Printed 24.01.2021 20:17
26-05-2006 Dita Asiedu
The Khamoro world Roma festival is once again under way in Prague. For the eighth year running Roma musicians have been flocking to the Czech capital from all over Europe and the United States to perform everything from Gypsy jazz to traditional Roma folk songs. The festival has also been offering film screenings, book readings, and an exhibition of photographs. It all culminates with a gala concert of traditional music and an international seminar - a tribute to Milena Hubschmannova, who founded the Romany studies department at Prague's Charles University and died last year.
While the festival's main goal is to introduce Roma culture and traditions to the rest of society, it also hopes to bring the different Roma communities from around the world closer to one another. Viennese guitarist Harri Stojka presented his project "A Tribute to Swing" at Prague's renowned jazz club Reduta. He may live just a few kilometres away from the Czech-Austrian border but believes the lives of the Roma in Austria and those in the Czech Republic are worlds apart. Dita Asiedu met up with him after the show:
"I grew up in Vienna in what you would call a gypsy ghetto. We were very depressed and suppressed and it was horrible for us all at school. The only way to get out was through sport, music, or any kind of art. My father always said to me that I need to leave the place. He would say: 'become a musician, famous, and be good and then you won't have to come back here'."
You'll be turning fifty next year. How have things changed in Vienna since your childhood?

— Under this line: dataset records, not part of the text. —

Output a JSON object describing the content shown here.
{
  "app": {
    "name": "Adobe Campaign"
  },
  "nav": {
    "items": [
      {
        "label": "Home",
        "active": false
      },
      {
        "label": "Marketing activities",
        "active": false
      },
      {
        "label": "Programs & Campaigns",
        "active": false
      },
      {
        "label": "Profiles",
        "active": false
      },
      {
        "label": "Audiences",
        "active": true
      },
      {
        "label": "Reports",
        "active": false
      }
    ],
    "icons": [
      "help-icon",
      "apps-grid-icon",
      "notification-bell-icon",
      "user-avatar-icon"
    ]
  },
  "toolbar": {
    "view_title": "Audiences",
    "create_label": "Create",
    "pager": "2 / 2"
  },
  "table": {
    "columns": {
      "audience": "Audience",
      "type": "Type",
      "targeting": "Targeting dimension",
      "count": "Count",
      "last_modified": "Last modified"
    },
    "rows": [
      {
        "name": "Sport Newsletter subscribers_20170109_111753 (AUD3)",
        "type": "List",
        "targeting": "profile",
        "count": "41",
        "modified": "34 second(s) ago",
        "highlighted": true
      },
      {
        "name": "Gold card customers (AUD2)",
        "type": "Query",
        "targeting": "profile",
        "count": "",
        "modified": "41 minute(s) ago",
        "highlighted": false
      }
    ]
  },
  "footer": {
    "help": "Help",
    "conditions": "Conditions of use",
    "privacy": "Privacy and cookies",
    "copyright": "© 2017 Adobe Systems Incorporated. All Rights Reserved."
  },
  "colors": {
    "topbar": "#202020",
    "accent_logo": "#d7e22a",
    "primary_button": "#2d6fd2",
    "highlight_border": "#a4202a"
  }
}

"We are very close to the east and many gypsies, Turks, Latinos, blacks, and many Asians are in Vienna now. It's an absolutely multi-cultural place now. When I was a child we were the gypsies onto whom the whole 'power' and depression concentrated on. Now, you should see how everything has completely changed. So, it's good for us."
Do you ever hear about the Czech Republic being criticised about the way it treats its Roma community? Is there any advice that you would give to the Roma here?
"All I can say is don't isolate yourself. Go to the people, talk with them, be friendly, and try to integrate. When I went to New York, I had to look at the way the people are and could not be the 'loud Austrian with the beer'. I had to look at how people there reacted and viewed things. The Roma here should do the same. Just as we do in Vienna. We are very integrated in most ways but we also have our traditions without disturbing anyone. In Austria, it works."
For more information on the Khamoro festival, please visit its official website: www.khamoro.cz
Copyright © Radio Praha, 1996 - 2003